** WHAT IS EXPECTED **
For the data that follows, return each line unchanged and drop the pictures.

BEGIN RECORDS PROVIDED

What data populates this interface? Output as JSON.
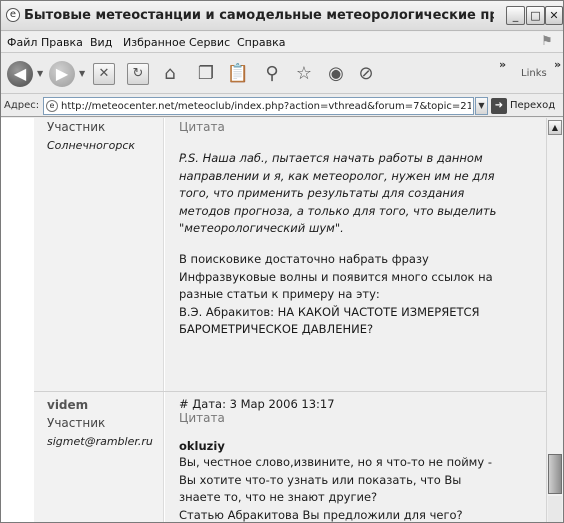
{
  "window": {
    "title": "Бытовые метеостанции и самодельные метеорологические приборы ...",
    "icon": "ie-icon",
    "controls": {
      "minimize": "_",
      "maximize": "□",
      "close": "✕"
    }
  },
  "menubar": {
    "items": [
      "Файл",
      "Правка",
      "Вид",
      "Избранное",
      "Сервис",
      "Справка"
    ]
  },
  "toolbar": {
    "buttons": [
      "back",
      "forward",
      "stop",
      "refresh",
      "home",
      "copy",
      "paste",
      "search",
      "favorites",
      "media",
      "history"
    ],
    "overflow_chevron": "»",
    "links_label": "Links",
    "links_chevron": "»"
  },
  "addressbar": {
    "label": "Адрес:",
    "url": "http://meteocenter.net/meteoclub/index.php?action=vthread&forum=7&topic=21",
    "go_label": "Переход"
  },
  "posts": [
    {
      "author_role": "Участник",
      "author_location": "Солнечногорск",
      "quote_label": "Цитата",
      "quote_lines": [
        "P.S. Наша лаб., пытается начать работы в данном",
        "направлении и я, как метеоролог, нужен им не для",
        "того, что применить результаты для создания",
        "методов прогноза, а только для того, что выделить",
        "\"метеорологический шум\"."
      ],
      "text_lines": [
        "В поисковике достаточно набрать фразу",
        "Инфразвуковые волны и появится много ссылок на",
        "разные статьи к примеру на эту:",
        "В.Э. Абракитов: НА КАКОЙ ЧАСТОТЕ ИЗМЕРЯЕТСЯ",
        "БАРОМЕТРИЧЕСКОЕ ДАВЛЕНИЕ?"
      ]
    },
    {
      "author_name": "videm",
      "author_role": "Участник",
      "author_email": "sigmet@rambler.ru",
      "date_line": "# Дата: 3 Мар 2006 13:17",
      "quote_label": "Цитата",
      "quoted_author": "okluziy",
      "text_lines": [
        "Вы, честное слово,извините, но я что-то не пойму -",
        "Вы хотите что-то узнать или показать, что Вы",
        "знаете то, что не знают другие?",
        "Статью Абракитова Вы предложили для чего?"
      ]
    }
  ]
}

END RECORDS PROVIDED

** WRITTEN SOLUTION **
What data populates this interface? Output as JSON.
{
  "window": {
    "title": "Бытовые метеостанции и самодельные метеорологические приборы ...",
    "icon": "ie-icon",
    "controls": {
      "minimize": "_",
      "maximize": "□",
      "close": "✕"
    }
  },
  "menubar": {
    "items": [
      "Файл",
      "Правка",
      "Вид",
      "Избранное",
      "Сервис",
      "Справка"
    ]
  },
  "toolbar": {
    "buttons": [
      "back",
      "forward",
      "stop",
      "refresh",
      "home",
      "copy",
      "paste",
      "search",
      "favorites",
      "media",
      "history"
    ],
    "overflow_chevron": "»",
    "links_label": "Links",
    "links_chevron": "»"
  },
  "addressbar": {
    "label": "Адрес:",
    "url": "http://meteocenter.net/meteoclub/index.php?action=vthread&forum=7&topic=21",
    "go_label": "Переход"
  },
  "posts": [
    {
      "author_role": "Участник",
      "author_location": "Солнечногорск",
      "quote_label": "Цитата",
      "quote_lines": [
        "P.S. Наша лаб., пытается начать работы в данном",
        "направлении и я, как метеоролог, нужен им не для",
        "того, что применить результаты для создания",
        "методов прогноза, а только для того, что выделить",
        "\"метеорологический шум\"."
      ],
      "text_lines": [
        "В поисковике достаточно набрать фразу",
        "Инфразвуковые волны и появится много ссылок на",
        "разные статьи к примеру на эту:",
        "В.Э. Абракитов: НА КАКОЙ ЧАСТОТЕ ИЗМЕРЯЕТСЯ",
        "БАРОМЕТРИЧЕСКОЕ ДАВЛЕНИЕ?"
      ]
    },
    {
      "author_name": "videm",
      "author_role": "Участник",
      "author_email": "sigmet@rambler.ru",
      "date_line": "# Дата: 3 Мар 2006 13:17",
      "quote_label": "Цитата",
      "quoted_author": "okluziy",
      "text_lines": [
        "Вы, честное слово,извините, но я что-то не пойму -",
        "Вы хотите что-то узнать или показать, что Вы",
        "знаете то, что не знают другие?",
        "Статью Абракитова Вы предложили для чего?"
      ]
    }
  ]
}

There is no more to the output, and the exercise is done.